__Task brief__.
Your answer should consist of every line in the records that holds "carnales".
►
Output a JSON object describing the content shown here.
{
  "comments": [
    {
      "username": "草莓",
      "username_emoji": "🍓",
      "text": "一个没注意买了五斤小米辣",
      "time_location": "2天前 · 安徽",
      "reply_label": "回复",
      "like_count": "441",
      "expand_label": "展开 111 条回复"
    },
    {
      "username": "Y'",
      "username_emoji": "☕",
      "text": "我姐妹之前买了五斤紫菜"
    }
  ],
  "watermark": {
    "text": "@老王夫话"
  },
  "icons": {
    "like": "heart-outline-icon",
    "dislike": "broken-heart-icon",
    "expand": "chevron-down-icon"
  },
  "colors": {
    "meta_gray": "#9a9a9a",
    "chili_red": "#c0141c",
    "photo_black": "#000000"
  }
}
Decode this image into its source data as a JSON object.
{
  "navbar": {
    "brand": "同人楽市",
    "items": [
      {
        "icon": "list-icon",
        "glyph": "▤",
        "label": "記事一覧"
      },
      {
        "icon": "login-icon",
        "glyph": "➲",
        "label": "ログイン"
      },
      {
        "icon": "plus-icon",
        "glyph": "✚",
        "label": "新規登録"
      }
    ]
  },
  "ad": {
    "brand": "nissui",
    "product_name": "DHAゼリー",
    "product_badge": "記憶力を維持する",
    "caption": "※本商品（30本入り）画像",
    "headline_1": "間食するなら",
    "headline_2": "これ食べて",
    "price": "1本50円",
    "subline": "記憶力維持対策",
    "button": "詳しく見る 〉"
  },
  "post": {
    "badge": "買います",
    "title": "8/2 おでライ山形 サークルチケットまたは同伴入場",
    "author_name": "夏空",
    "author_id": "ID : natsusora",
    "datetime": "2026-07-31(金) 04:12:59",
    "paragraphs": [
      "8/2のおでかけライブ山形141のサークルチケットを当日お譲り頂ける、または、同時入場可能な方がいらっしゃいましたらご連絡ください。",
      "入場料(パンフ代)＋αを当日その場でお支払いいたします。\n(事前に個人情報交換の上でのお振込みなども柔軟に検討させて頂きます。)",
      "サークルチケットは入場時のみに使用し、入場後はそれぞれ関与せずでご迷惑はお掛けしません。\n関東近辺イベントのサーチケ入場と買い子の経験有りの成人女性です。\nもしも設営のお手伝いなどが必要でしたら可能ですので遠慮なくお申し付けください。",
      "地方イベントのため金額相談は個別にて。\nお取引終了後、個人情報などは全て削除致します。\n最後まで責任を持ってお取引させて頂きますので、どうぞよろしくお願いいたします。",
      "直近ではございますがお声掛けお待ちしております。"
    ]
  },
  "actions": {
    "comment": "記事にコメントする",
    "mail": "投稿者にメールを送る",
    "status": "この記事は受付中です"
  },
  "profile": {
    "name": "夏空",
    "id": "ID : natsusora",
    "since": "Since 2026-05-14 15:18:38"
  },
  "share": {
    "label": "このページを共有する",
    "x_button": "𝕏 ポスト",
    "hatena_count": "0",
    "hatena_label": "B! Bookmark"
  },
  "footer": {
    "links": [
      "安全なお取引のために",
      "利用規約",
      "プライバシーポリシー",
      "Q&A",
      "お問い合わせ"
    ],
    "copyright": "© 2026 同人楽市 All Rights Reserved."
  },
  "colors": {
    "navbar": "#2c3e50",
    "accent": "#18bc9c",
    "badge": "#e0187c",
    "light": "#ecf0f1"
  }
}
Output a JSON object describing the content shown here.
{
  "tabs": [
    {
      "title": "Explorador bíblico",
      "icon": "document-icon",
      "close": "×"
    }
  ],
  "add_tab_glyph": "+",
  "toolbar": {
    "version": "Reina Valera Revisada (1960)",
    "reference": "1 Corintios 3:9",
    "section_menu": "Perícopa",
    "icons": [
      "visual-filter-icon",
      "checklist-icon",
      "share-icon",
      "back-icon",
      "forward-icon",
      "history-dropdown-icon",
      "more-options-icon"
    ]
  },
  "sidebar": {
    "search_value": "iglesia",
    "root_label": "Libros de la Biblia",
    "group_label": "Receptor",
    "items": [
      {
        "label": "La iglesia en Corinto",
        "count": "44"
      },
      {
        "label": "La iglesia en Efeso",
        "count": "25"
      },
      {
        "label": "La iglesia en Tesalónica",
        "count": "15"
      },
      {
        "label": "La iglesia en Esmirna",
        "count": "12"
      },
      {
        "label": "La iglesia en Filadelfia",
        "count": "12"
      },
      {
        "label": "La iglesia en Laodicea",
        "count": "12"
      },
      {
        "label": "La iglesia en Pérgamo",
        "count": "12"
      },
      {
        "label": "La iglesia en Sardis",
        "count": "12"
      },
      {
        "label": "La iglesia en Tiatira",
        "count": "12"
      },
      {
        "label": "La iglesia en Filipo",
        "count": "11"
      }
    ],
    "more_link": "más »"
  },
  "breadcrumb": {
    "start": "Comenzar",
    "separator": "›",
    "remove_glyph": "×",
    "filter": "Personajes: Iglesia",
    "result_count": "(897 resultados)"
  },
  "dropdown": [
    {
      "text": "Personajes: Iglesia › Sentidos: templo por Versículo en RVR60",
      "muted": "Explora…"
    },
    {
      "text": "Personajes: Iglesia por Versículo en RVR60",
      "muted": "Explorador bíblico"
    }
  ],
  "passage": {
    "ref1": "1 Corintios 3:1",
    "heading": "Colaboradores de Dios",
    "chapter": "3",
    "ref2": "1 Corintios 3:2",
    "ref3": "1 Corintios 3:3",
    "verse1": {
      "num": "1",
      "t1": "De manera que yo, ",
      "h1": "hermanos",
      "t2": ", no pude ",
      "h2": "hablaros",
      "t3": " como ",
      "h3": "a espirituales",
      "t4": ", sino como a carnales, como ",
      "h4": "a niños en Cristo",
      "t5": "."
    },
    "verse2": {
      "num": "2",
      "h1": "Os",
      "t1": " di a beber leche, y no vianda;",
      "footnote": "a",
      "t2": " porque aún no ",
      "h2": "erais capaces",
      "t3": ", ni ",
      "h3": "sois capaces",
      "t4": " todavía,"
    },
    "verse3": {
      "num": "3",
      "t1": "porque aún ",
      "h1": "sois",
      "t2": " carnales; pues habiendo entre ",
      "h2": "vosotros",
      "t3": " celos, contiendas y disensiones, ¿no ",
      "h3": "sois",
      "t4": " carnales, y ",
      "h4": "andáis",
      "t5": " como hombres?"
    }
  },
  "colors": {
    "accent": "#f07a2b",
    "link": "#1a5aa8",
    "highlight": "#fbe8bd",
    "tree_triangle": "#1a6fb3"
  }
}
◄
__Solution to this exercise__.
      "t4": ", sino como a carnales, como ",
      "t2": " carnales; pues habiendo entre ",
      "t4": " carnales, y ",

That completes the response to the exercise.